A&P 2                        Human development    (updated 11/10/05)         Intro Biology I

Be able to recognize all reproductive structures and know their functions. Also review the embryonic stages of development of male and female reproductive structures, and know homologous structures of each sex. Male reproductive organs (1) in midsagittal view.

Male reproductive organs (2) in midsagittal view.

Cross section of penis.

The ductus epididymis is about 20 feet in length, and is folded and coiled into a connective tissue sheath that is about 1 1/2 inch in length.

Note in this view that the "Germinal cells" are also called spermatogonia. Each spermatogonium divides by mitosis to produce another spermatogonium and a primary spermatocyte.

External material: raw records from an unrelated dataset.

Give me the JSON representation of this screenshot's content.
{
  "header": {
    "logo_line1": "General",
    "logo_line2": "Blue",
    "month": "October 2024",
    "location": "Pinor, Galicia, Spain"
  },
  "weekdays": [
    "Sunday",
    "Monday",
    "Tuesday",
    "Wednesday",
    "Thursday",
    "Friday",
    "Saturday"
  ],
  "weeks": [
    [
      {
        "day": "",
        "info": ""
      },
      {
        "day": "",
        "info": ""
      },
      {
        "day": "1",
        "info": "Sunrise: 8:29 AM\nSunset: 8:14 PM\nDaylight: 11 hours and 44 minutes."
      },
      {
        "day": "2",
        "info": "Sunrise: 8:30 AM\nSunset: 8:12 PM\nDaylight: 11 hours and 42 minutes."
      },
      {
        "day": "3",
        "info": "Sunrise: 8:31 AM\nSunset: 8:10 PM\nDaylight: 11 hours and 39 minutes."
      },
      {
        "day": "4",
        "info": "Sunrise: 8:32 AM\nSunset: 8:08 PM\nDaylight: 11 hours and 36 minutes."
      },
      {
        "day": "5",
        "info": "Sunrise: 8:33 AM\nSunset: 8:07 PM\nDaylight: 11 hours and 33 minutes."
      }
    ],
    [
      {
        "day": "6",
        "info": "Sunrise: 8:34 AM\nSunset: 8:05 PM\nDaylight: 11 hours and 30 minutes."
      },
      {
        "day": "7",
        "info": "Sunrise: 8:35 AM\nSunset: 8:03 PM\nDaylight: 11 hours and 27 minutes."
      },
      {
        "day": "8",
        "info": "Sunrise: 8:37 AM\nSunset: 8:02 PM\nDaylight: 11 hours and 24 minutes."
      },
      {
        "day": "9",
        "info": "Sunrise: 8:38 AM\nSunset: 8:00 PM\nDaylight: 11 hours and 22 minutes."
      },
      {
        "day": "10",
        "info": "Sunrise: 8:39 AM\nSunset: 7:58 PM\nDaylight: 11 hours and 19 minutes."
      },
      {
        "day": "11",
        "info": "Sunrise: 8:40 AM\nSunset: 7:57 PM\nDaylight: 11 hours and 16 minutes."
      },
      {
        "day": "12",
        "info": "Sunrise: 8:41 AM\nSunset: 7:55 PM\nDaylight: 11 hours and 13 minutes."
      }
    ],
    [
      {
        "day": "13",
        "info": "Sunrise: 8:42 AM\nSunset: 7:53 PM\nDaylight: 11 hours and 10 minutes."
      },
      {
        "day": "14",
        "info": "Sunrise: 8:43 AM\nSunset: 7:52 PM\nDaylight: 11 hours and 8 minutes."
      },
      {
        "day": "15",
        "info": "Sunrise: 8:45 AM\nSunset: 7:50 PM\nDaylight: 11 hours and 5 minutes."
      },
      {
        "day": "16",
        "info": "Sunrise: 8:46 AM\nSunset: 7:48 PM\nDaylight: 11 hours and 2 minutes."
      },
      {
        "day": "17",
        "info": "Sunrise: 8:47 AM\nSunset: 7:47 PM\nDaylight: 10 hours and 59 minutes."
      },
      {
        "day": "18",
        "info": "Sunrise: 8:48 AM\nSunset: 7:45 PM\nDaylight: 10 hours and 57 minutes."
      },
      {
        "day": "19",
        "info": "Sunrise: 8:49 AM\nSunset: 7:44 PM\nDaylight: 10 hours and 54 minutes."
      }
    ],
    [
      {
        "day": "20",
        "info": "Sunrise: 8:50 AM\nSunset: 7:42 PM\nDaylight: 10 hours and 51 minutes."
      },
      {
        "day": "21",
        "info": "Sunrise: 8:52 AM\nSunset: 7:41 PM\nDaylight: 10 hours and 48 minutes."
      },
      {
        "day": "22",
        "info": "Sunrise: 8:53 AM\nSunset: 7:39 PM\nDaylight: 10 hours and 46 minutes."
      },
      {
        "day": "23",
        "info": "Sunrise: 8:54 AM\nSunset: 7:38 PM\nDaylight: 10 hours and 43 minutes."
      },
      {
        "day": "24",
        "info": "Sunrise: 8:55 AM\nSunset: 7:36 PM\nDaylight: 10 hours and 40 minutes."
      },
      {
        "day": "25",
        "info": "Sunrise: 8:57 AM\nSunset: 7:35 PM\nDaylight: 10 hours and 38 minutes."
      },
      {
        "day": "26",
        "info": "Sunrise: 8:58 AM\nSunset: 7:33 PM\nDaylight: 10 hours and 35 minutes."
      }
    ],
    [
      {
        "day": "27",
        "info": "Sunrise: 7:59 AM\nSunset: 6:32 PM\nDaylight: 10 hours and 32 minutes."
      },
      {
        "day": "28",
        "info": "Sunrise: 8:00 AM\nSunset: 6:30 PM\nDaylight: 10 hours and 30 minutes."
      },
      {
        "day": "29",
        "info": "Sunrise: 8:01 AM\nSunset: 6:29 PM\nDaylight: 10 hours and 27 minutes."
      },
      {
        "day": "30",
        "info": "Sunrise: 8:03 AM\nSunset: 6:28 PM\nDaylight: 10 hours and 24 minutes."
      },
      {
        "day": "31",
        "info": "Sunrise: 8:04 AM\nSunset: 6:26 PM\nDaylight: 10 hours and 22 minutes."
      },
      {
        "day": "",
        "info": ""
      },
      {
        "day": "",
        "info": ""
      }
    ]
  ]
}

Each primary spermatocyte will undergo two meiotic divisions to ultimately produce four spermatozoa.

Scanning e.m. of human seminiferous tubules.

Spermatogonia are actually the outer layer of small cells. The large cells labeled spermatogonia are actually primary spermatocytes, and the smaller cells are secondary spermatocytes.

Spermatogonia are rather small cells, while primary spermatocytes are nearly twice as large (see photo above). The sustentacular cells (Sertoli cells) separate the secondary spermatocytes from immune cells, which would destroy them, since they do not have a full complement of chromosomes. 

The diagram below illustrates how the chromosome number is reduced by one-half in the first meiotic division (also known as the reduction division).

In the second meiotic division, the individual sister chromatids are separated, so that 23 chromatids remain in each spermatid. This diagram illustrates both meiotic divisions in spermatogenesis.

Sperms mature in the epididymis after developing in the seminiferous tubules.

Hormonal control of sexual cycle in males.

Female internal reproductive organs in side view (1).

Female reproductive organs in side view (2).

Female internal reproductive organs in front view (1).

Female internal reproductive organs in front view (2).

Female external reproductive organs.

Notice that only one ovum normally develops completely during each menstrual cycle, and the polar bodies (which contain the extra chromosomes) degenerate.

Another view of oogenesis including development from primary follicles within an ovary.

Micrograph of secondary oocyte and first polar body.

Drawing of mature follicle within ovary containing secondary oocyte.

Photo of mature follicle within ovary containing secondary oocyte.

Be able to relate the events within the ovaries to the reproductive hormone changes and to changes in the uterus and stages of the menstrual cycle. Fertilization normally occurs in the infundibulum, where the secondary oocyte is shown below.

Photomicrograph and scanning electron micrograph of uterine tube.

Photomicrograph of uterine wall.

Scanning electron micrograph view of sperm cells surrounding ovulated secondary oocyte.

Once the sperm head has entered the secondary oocyte, the last meiotic division of the oocyte is completed, and then the sperm and egg nuclei fuse to form the zygote (fertilized egg), which is the beginning stage in embryonic development. Be sure to know the interactions of hormones at each stage of the menstrual cycle and pregnancy.

Hormonal control of female reproductive functions.

Hormonal control of female reproductive functions: ovarian and menstrual cycles.

Reproductive System Lab